Enterprise Computing at the Edge

by Simon Crosby, on Apr 10, 2018 1:46:33 PM

Enterprises increasingly look to the cloud to deliver on their mainstream infrastructure and app needs: SaaS and IaaS make sense because they are cost effective, flexible and often more secure than their on-prem equivalents.

So, the “cloud first” approach might seem reasonable for another use case: collecting and processing high volumes of data from the enterprise “edge” – data from IT and OT assets, customers, partners, employees and IoT devices.  It may be seductive to think that big-data and cloud solutions can address every data need, but the story just doesn’t add up. The cloud is the right place to process data that’s delivered to cloud-native apps (eg: Netflix, Facebook).  But if you’re drowning in data from equipment or assets that you operate or monitor, and you want insights that can help you quickly up your operational game, a cloud-first approach won’t cut it.

Here's why:

  1. Moving masses of data to the cloud is expensive
  2. Data storage sounds cheap, but costs add up – and you don’t know how long to keep it
  3. Cleaning, labeling and filtering data requires effort – and may be impossible if your data is “gray” – poorly understood, noisy, or repetitive
  4. Analysis and learning is typically post-facto, requires an iterative approach, and yields results on a batch time-scale unrelated to the real-time nature of the data, limiting its value

Cloud based analysis is fine for data from cloud-native apps.  For the rest – industrial data, smart city data for use by citizens, data from on-prem IT assets and systems, external data delivered to on-prem systems, data from production systems that need a quick local response, and sensitive data subject to regulations - we must solve the problem differently.

Enterprise_No URL

Perhaps an example will help:  Traffic lights and sensors for 250 intersections in a small city generate about 4TB per day.  Cloud costs to clean, analyze and learn on the data exceed $5,000 per month.

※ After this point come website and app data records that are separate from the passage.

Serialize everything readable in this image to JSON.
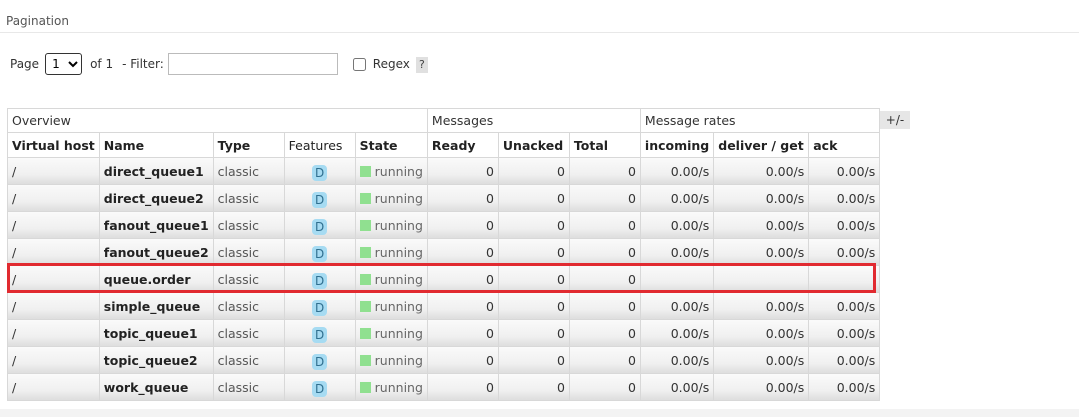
{
  "section": {
    "title": "Pagination"
  },
  "pager": {
    "page_label": "Page",
    "page_value": "1",
    "of_label": "of 1",
    "filter_label": "- Filter:",
    "filter_value": "",
    "regex_label": "Regex",
    "help_label": "?"
  },
  "table": {
    "groups": {
      "overview": "Overview",
      "messages": "Messages",
      "rates": "Message rates"
    },
    "columns": {
      "vhost": "Virtual host",
      "name": "Name",
      "type": "Type",
      "features": "Features",
      "state": "State",
      "ready": "Ready",
      "unacked": "Unacked",
      "total": "Total",
      "incoming": "incoming",
      "deliver": "deliver / get",
      "ack": "ack"
    },
    "rows": [
      {
        "vhost": "/",
        "name": "direct_queue1",
        "type": "classic",
        "feature": "D",
        "state": "running",
        "ready": "0",
        "unacked": "0",
        "total": "0",
        "incoming": "0.00/s",
        "deliver": "0.00/s",
        "ack": "0.00/s"
      },
      {
        "vhost": "/",
        "name": "direct_queue2",
        "type": "classic",
        "feature": "D",
        "state": "running",
        "ready": "0",
        "unacked": "0",
        "total": "0",
        "incoming": "0.00/s",
        "deliver": "0.00/s",
        "ack": "0.00/s"
      },
      {
        "vhost": "/",
        "name": "fanout_queue1",
        "type": "classic",
        "feature": "D",
        "state": "running",
        "ready": "0",
        "unacked": "0",
        "total": "0",
        "incoming": "0.00/s",
        "deliver": "0.00/s",
        "ack": "0.00/s"
      },
      {
        "vhost": "/",
        "name": "fanout_queue2",
        "type": "classic",
        "feature": "D",
        "state": "running",
        "ready": "0",
        "unacked": "0",
        "total": "0",
        "incoming": "0.00/s",
        "deliver": "0.00/s",
        "ack": "0.00/s"
      },
      {
        "vhost": "/",
        "name": "queue.order",
        "type": "classic",
        "feature": "D",
        "state": "running",
        "ready": "0",
        "unacked": "0",
        "total": "0",
        "incoming": "",
        "deliver": "",
        "ack": ""
      },
      {
        "vhost": "/",
        "name": "simple_queue",
        "type": "classic",
        "feature": "D",
        "state": "running",
        "ready": "0",
        "unacked": "0",
        "total": "0",
        "incoming": "0.00/s",
        "deliver": "0.00/s",
        "ack": "0.00/s"
      },
      {
        "vhost": "/",
        "name": "topic_queue1",
        "type": "classic",
        "feature": "D",
        "state": "running",
        "ready": "0",
        "unacked": "0",
        "total": "0",
        "incoming": "0.00/s",
        "deliver": "0.00/s",
        "ack": "0.00/s"
      },
      {
        "vhost": "/",
        "name": "topic_queue2",
        "type": "classic",
        "feature": "D",
        "state": "running",
        "ready": "0",
        "unacked": "0",
        "total": "0",
        "incoming": "0.00/s",
        "deliver": "0.00/s",
        "ack": "0.00/s"
      },
      {
        "vhost": "/",
        "name": "work_queue",
        "type": "classic",
        "feature": "D",
        "state": "running",
        "ready": "0",
        "unacked": "0",
        "total": "0",
        "incoming": "0.00/s",
        "deliver": "0.00/s",
        "ack": "0.00/s"
      }
    ],
    "toggle_label": "+/-",
    "highlight_color": "#e12a30",
    "state_color": "#90e090",
    "feature_badge_color": "#a6dbf2"
  }
}
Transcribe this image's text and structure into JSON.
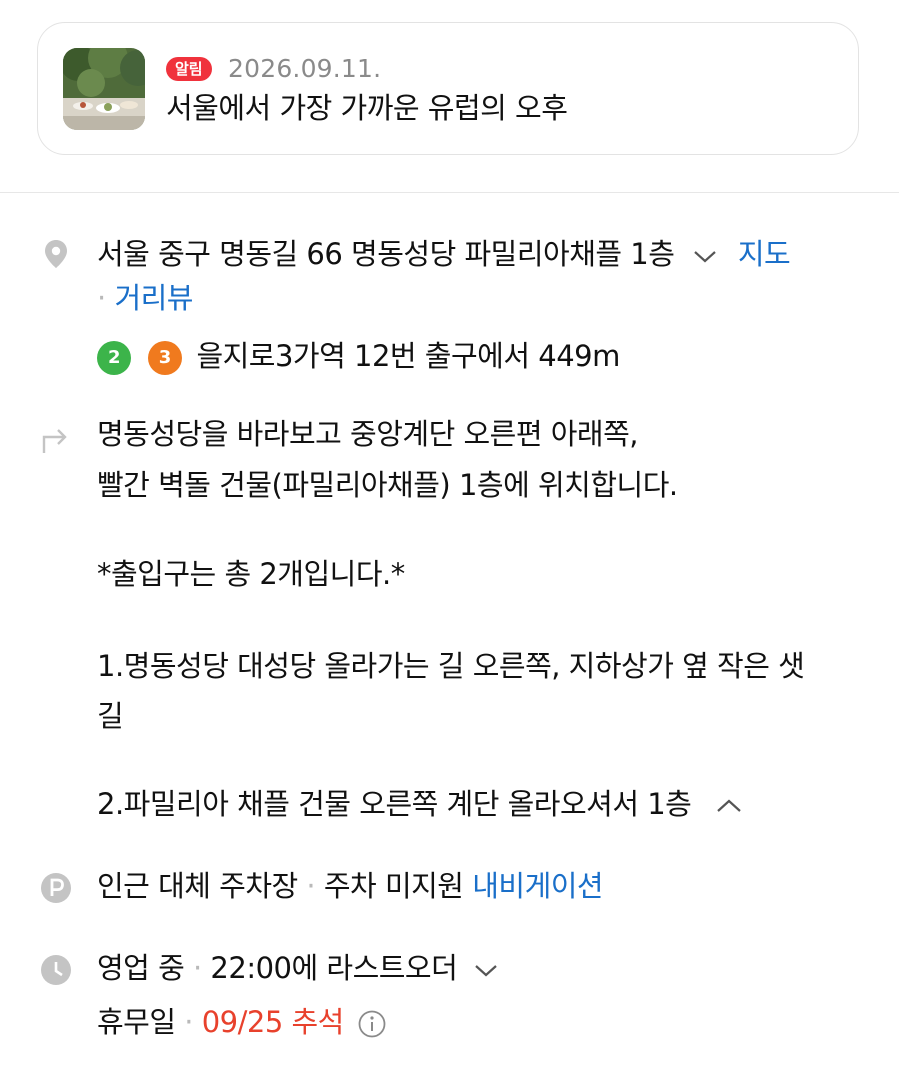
{
  "notice": {
    "badge": "알림",
    "date": "2026.09.11.",
    "title": "서울에서 가장 가까운 유럽의 오후"
  },
  "address": {
    "text": "서울 중구 명동길 66 명동성당 파밀리아채플 1층",
    "map_link": "지도",
    "separator": "·",
    "street_view_link": "거리뷰"
  },
  "subway": {
    "lines": [
      {
        "label": "2",
        "color": "#3cb44a"
      },
      {
        "label": "3",
        "color": "#f07a1e"
      }
    ],
    "text": "을지로3가역 12번 출구에서 449m"
  },
  "directions": {
    "line1": "명동성당을 바라보고 중앙계단 오른편 아래쪽,",
    "line2": "빨간 벽돌 건물(파밀리아채플) 1층에 위치합니다.",
    "line3": "*출입구는 총 2개입니다.*",
    "line4": "1.명동성당 대성당 올라가는 길 오른쪽, 지하상가 옆 작은 샛",
    "line5": "길",
    "line6": "2.파밀리아 채플 건물 오른쪽 계단 올라오셔서 1층"
  },
  "parking": {
    "label": "인근 대체 주차장",
    "separator": "·",
    "info": "주차 미지원",
    "nav_link": "내비게이션"
  },
  "hours": {
    "status": "영업 중",
    "separator": "·",
    "last_order": "22:00에 라스트오더",
    "holiday_label": "휴무일",
    "holiday_separator": "·",
    "holiday_value": "09/25 추석"
  },
  "colors": {
    "accent_link": "#1a6fc9",
    "badge": "#f0323c",
    "holiday": "#e8412c",
    "icon_gray": "#c4c4c4"
  },
  "icons": [
    "location-pin-icon",
    "turn-arrow-icon",
    "parking-icon",
    "clock-icon",
    "chevron-down-icon",
    "chevron-up-icon",
    "info-icon"
  ]
}
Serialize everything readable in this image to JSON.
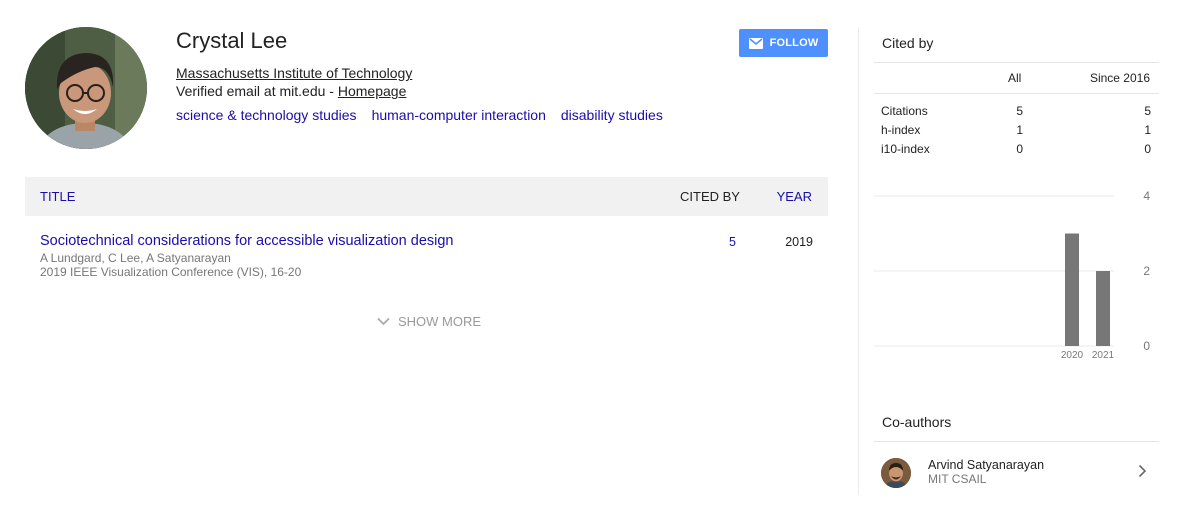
{
  "profile": {
    "name": "Crystal Lee",
    "affiliation": "Massachusetts Institute of Technology",
    "email_text": "Verified email at mit.edu - ",
    "homepage_label": "Homepage",
    "interests": [
      "science & technology studies",
      "human-computer interaction",
      "disability studies"
    ],
    "follow_label": "FOLLOW",
    "avatar_icon": "profile-photo"
  },
  "articles": {
    "headers": {
      "title": "TITLE",
      "cited_by": "CITED BY",
      "year": "YEAR"
    },
    "rows": [
      {
        "title": "Sociotechnical considerations for accessible visualization design",
        "authors": "A Lundgard, C Lee, A Satyanarayan",
        "venue": "2019 IEEE Visualization Conference (VIS), 16-20",
        "cited_by": "5",
        "year": "2019"
      }
    ],
    "show_more_label": "SHOW MORE"
  },
  "cited_by": {
    "title": "Cited by",
    "columns": {
      "all": "All",
      "since": "Since 2016"
    },
    "rows": [
      {
        "label": "Citations",
        "all": "5",
        "since": "5"
      },
      {
        "label": "h-index",
        "all": "1",
        "since": "1"
      },
      {
        "label": "i10-index",
        "all": "0",
        "since": "0"
      }
    ]
  },
  "chart_data": {
    "type": "bar",
    "categories": [
      "2020",
      "2021"
    ],
    "values": [
      3,
      2
    ],
    "ylim": [
      0,
      4
    ],
    "yticks": [
      "0",
      "2",
      "4"
    ],
    "grid": true,
    "bar_color": "#777777"
  },
  "coauthors": {
    "title": "Co-authors",
    "items": [
      {
        "name": "Arvind Satyanarayan",
        "affiliation": "MIT CSAIL"
      }
    ]
  },
  "colors": {
    "link": "#1a0dab",
    "follow_button": "#4d90fe",
    "table_header_bg": "#f1f1f1"
  }
}
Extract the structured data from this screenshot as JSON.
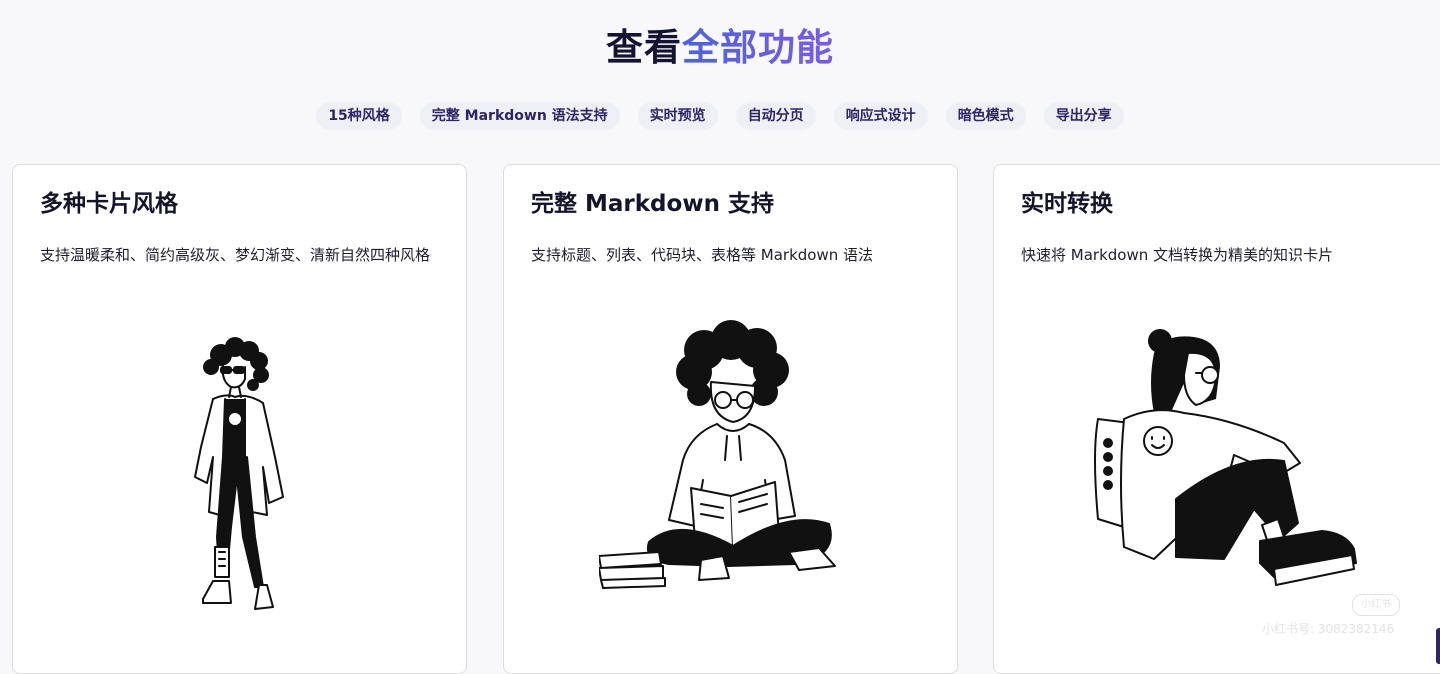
{
  "section": {
    "title_plain": "查看",
    "title_accent": "全部功能"
  },
  "tags": [
    "15种风格",
    "完整 Markdown 语法支持",
    "实时预览",
    "自动分页",
    "响应式设计",
    "暗色模式",
    "导出分享"
  ],
  "cards": [
    {
      "title": "多种卡片风格",
      "description": "支持温暖柔和、简约高级灰、梦幻渐变、清新自然四种风格",
      "illustration": "woman-standing-illustration"
    },
    {
      "title": "完整 Markdown 支持",
      "description": "支持标题、列表、代码块、表格等 Markdown 语法",
      "illustration": "woman-reading-book-illustration"
    },
    {
      "title": "实时转换",
      "description": "快速将 Markdown 文档转换为精美的知识卡片",
      "illustration": "girl-sitting-illustration"
    }
  ],
  "watermark": {
    "badge": "小红书",
    "text": "小红书号: 3082382146"
  },
  "colors": {
    "accent_start": "#4d63d9",
    "accent_end": "#7b5ce4",
    "tag_bg": "#efeff6",
    "tag_text": "#2e2468"
  }
}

But even at this expense the analysis still can’t help with prediction: Will a given intersection be green or red in one minute (it’s raining, Memorial Day, Tuesday, at 10:07:33 and the basketball team lost on Saturday)?

Sadly, many orgs make the mistake of believing an on-prem big-data solution can help.  It can’t, for many of the reasons above. But IT is burdened with the care and feeding of the big-data infrastructure, and finding data scientists to make sense of the data.   Many orgs take a shortcut – using blobs of open source and some consultants to cobble it together. Inevitably, in our experience, these attempts fail. They are too expensive, solutions are too fragile, and they take too long  to deliver insights of marginal value.

SWIM transforms fast data into big insights at the enterprise edge, solving complex analysis and learning problems on-the-fly so you don’t have to get into big data.  SWIM helps IT deliver real-time insights to business stakeholders as a service - via automatically generated UIs or APIs - so they can respond immediately.

SWIM solves edge data problems on standard edge devices using a new form of edge learning and the SWIM fabric.  But how? My next blogs will discuss these in more detail.

Learn More

Learn how SWIM EDX uses edge intelligence to deliver real-time insights from the dark data generated by connected enterprise systems.

Topics:Edge ComputingSWIM EDXFog ComputingSWIM AIDigital TwinEdge AnalyticsSWIM SoftwareMachine LearningSWIM Inc.Smart CitiesTraffic Management

Comments